YOUR OBJECTIVE | Your job is to copy every record exactly.

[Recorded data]
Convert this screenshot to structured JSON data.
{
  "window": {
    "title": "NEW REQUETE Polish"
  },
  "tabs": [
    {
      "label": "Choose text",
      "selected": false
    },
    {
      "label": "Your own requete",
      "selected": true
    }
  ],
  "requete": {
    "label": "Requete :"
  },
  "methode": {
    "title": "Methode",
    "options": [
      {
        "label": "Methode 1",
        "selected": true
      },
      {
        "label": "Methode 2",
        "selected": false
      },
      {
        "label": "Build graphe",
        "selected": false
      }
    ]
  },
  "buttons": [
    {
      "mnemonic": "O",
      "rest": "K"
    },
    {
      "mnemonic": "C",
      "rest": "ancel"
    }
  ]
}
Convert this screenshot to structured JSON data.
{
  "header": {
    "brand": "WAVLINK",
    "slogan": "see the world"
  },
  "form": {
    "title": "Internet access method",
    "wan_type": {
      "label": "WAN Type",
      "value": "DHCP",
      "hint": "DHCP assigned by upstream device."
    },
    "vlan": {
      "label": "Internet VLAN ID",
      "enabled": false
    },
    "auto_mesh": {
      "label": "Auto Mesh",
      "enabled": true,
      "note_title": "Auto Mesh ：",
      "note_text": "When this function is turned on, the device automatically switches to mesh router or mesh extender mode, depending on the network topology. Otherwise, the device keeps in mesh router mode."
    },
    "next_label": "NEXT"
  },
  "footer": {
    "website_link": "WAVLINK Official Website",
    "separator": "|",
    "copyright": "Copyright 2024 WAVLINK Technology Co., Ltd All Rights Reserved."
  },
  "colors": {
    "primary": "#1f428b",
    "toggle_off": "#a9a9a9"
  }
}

TASK RESULT |
Convert this screenshot to structured JSON data.
{
  "window": {
    "title": "NEW REQUETE Polish"
  },
  "tabs": [
    {
      "label": "Choose text",
      "selected": false
    },
    {
      "label": "Your own requete",
      "selected": true
    }
  ],
  "requete": {
    "label": "Requete :"
  },
  "methode": {
    "title": "Methode",
    "options": [
      {
        "label": "Methode 1",
        "selected": true
      },
      {
        "label": "Methode 2",
        "selected": false
      },
      {
        "label": "Build graphe",
        "selected": false
      }
    ]
  },
  "buttons": [
    {
      "mnemonic": "O",
      "rest": "K"
    },
    {
      "mnemonic": "C",
      "rest": "ancel"
    }
  ]
}
Convert this screenshot to structured JSON data.
{
  "header": {
    "brand": "WAVLINK",
    "slogan": "see the world"
  },
  "form": {
    "title": "Internet access method",
    "wan_type": {
      "label": "WAN Type",
      "value": "DHCP",
      "hint": "DHCP assigned by upstream device."
    },
    "vlan": {
      "label": "Internet VLAN ID",
      "enabled": false
    },
    "auto_mesh": {
      "label": "Auto Mesh",
      "enabled": true,
      "note_title": "Auto Mesh ：",
      "note_text": "When this function is turned on, the device automatically switches to mesh router or mesh extender mode, depending on the network topology. Otherwise, the device keeps in mesh router mode."
    },
    "next_label": "NEXT"
  },
  "footer": {
    "website_link": "WAVLINK Official Website",
    "separator": "|",
    "copyright": "Copyright 2024 WAVLINK Technology Co., Ltd All Rights Reserved."
  },
  "colors": {
    "primary": "#1f428b",
    "toggle_off": "#a9a9a9"
  }
}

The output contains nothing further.